The first step is the hardest
Anderson also started exercising. His first walk lasted less than five minutes, but in less than a month he was walking a mile. Eventually he joined the Y and expanded his cardio routine to elliptical workouts, treadmill walking and jogging, and playing racquetball by himself, against the wall.
His plan worked. After a year and a half he reached his goal weight of 230 pounds. His blog gained momentum. He wrote a book, Transformation Road, that chronicled his weight-loss success. He spoke publicly about his weight loss on the radio and for local hospitals. He still ate some refined sugar, but he maintained his goal weight for a year and a half.
The weight returns
And yet, things were not perfect. “There’s another whole side to this. It’s something that goes much deeper. One of the things I thought was that when I hit 230 my life was going to be amazing in every way, shape and form. I thought my career would be better and my marriage would be better. I hit 230 and I still wasn’t happy. It was such a huge letdown,” he says.

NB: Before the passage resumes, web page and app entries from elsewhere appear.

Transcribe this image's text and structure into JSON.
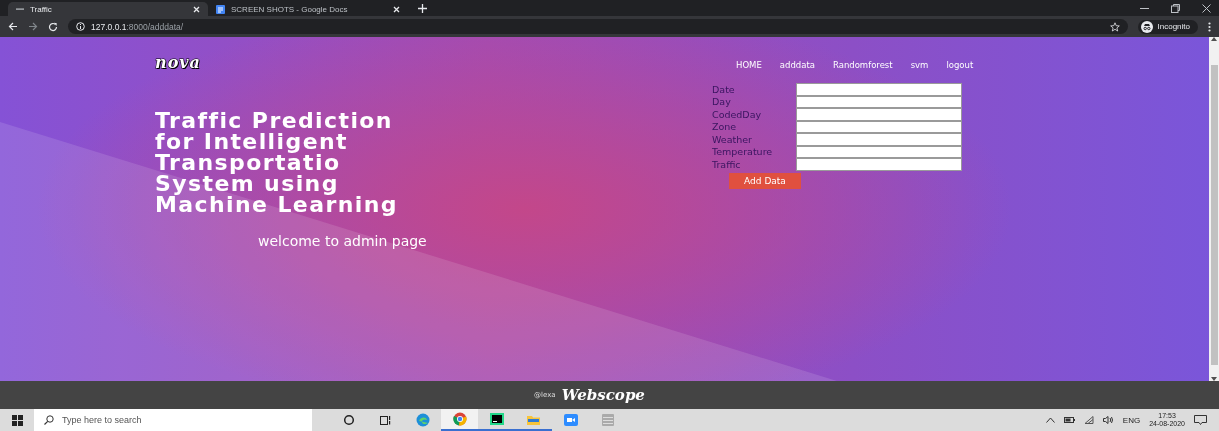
{
  "browser": {
    "tabs": [
      {
        "title": "Traffic",
        "selected": true
      },
      {
        "title": "SCREEN SHOTS - Google Docs",
        "selected": false
      }
    ],
    "url_host": "127.0.0.1",
    "url_path": ":8000/adddata/",
    "profile": "Incognito"
  },
  "site": {
    "logo": "nova",
    "nav": [
      {
        "label": "HOME"
      },
      {
        "label": "adddata"
      },
      {
        "label": "Randomforest"
      },
      {
        "label": "svm"
      },
      {
        "label": "logout"
      }
    ],
    "heading": "Traffic Prediction\nfor Intelligent\nTransportatio\nSystem using\nMachine Learning",
    "welcome": "welcome to admin page",
    "form": {
      "fields": [
        {
          "label": "Date"
        },
        {
          "label": "Day"
        },
        {
          "label": "CodedDay"
        },
        {
          "label": "Zone"
        },
        {
          "label": "Weather"
        },
        {
          "label": "Temperature"
        },
        {
          "label": "Traffic"
        }
      ],
      "submit": "Add Data"
    }
  },
  "footer": {
    "credit": "@lexa",
    "brand": "Webscope"
  },
  "taskbar": {
    "search_placeholder": "Type here to search",
    "language": "ENG",
    "time": "17:53",
    "date": "24-08-2020"
  }
}
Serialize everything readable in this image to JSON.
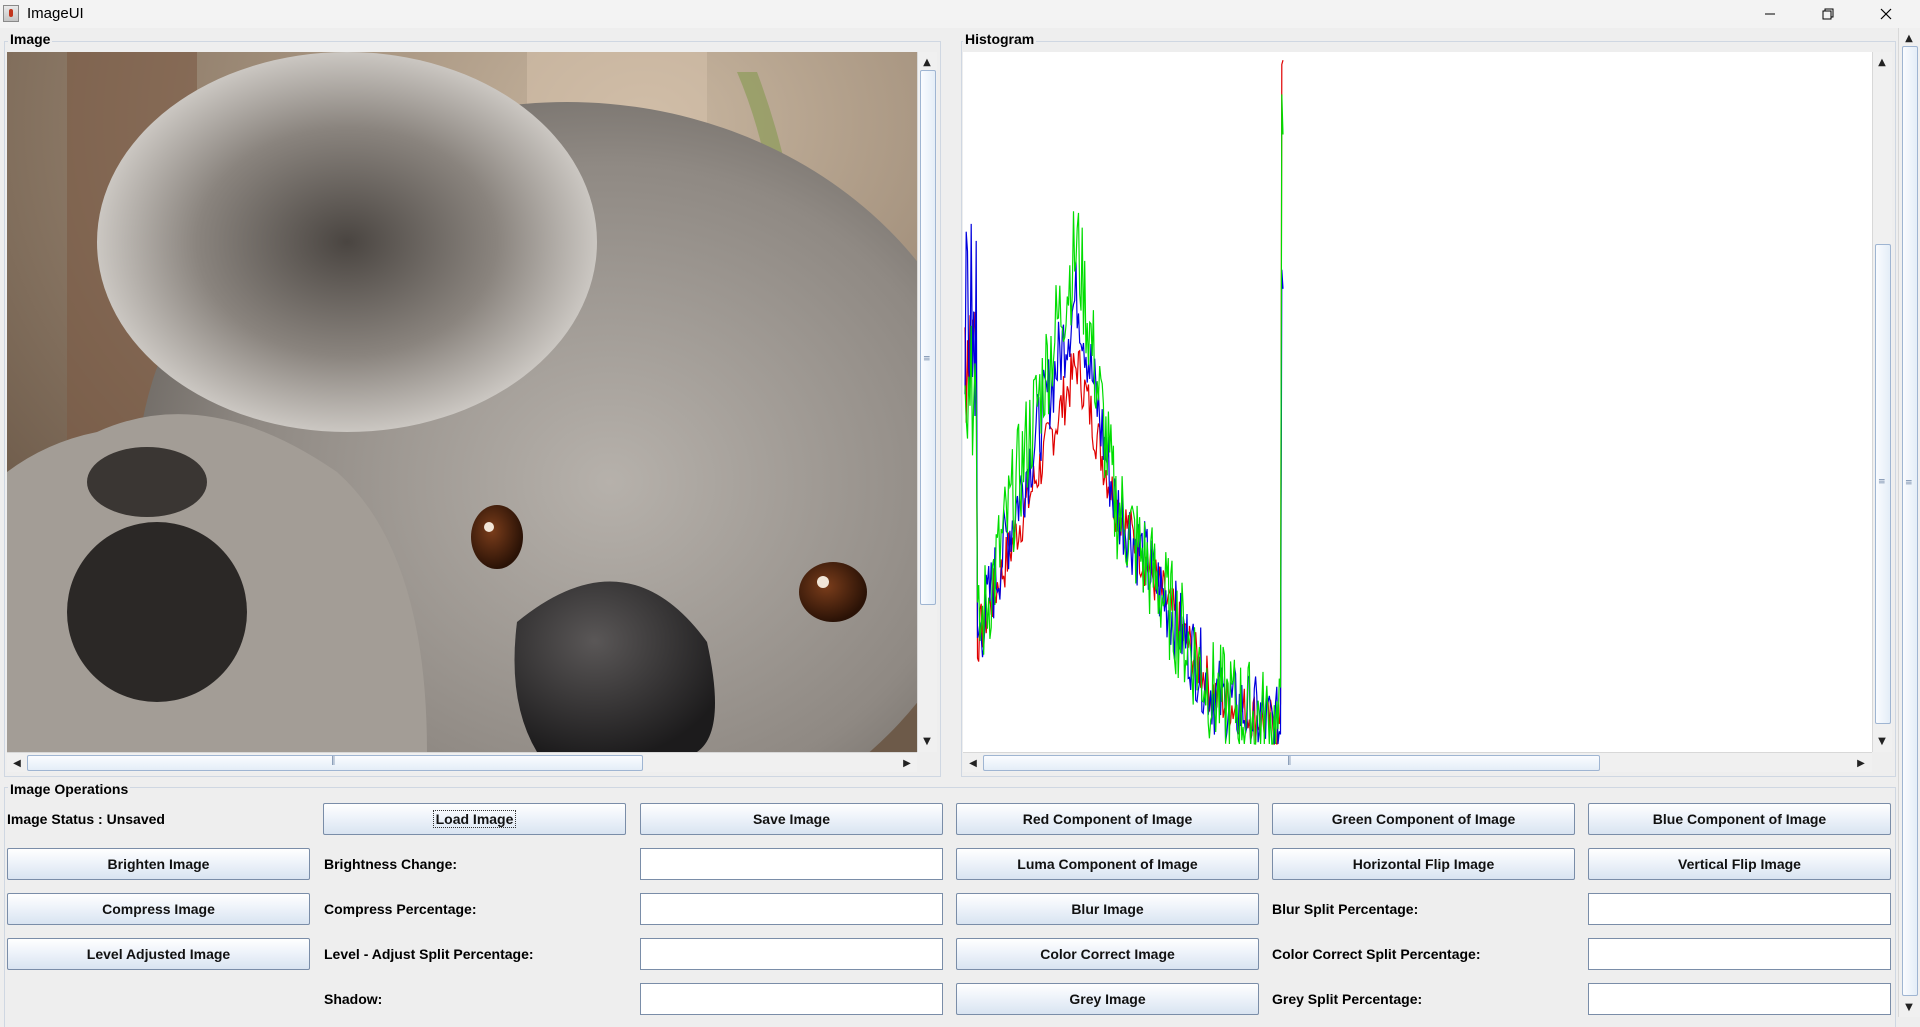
{
  "window": {
    "title": "ImageUI",
    "controls": [
      "minimize-icon",
      "restore-icon",
      "close-icon"
    ]
  },
  "image_panel": {
    "label": "Image"
  },
  "histogram_panel": {
    "label": "Histogram",
    "colors": {
      "red": "#e00000",
      "green": "#00dd00",
      "blue": "#0000dd"
    },
    "x_range": [
      0,
      255
    ],
    "y_range": [
      0,
      1
    ]
  },
  "operations": {
    "label": "Image Operations",
    "status": "Image Status : Unsaved",
    "buttons": {
      "load": "Load Image",
      "save": "Save Image",
      "red": "Red Component of Image",
      "green": "Green Component of Image",
      "blue": "Blue Component of Image",
      "brighten": "Brighten Image",
      "luma": "Luma Component of Image",
      "hflip": "Horizontal Flip Image",
      "vflip": "Vertical Flip Image",
      "compress": "Compress Image",
      "blur": "Blur Image",
      "level": "Level Adjusted Image",
      "color_correct": "Color Correct Image",
      "grey": "Grey Image"
    },
    "labels": {
      "brightness": "Brightness Change:",
      "compress_pct": "Compress Percentage:",
      "blur_split": "Blur Split Percentage:",
      "level_split": "Level - Adjust Split Percentage:",
      "color_correct_split": "Color Correct Split Percentage:",
      "shadow": "Shadow:",
      "grey_split": "Grey Split Percentage:"
    },
    "fields": {
      "brightness": "",
      "compress_pct": "",
      "blur_split": "",
      "level_split": "",
      "color_correct_split": "",
      "shadow": "",
      "grey_split": ""
    }
  }
}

His marriage ended around the time he hit his goal weight, and, later, a tough breakup with a girlfriend sent him reaching for food for comfort again. He regained 164 pounds. He stopped writing his blog. He hated leaving home, since his weight gain was so noticeable and so many people in his community recognized him.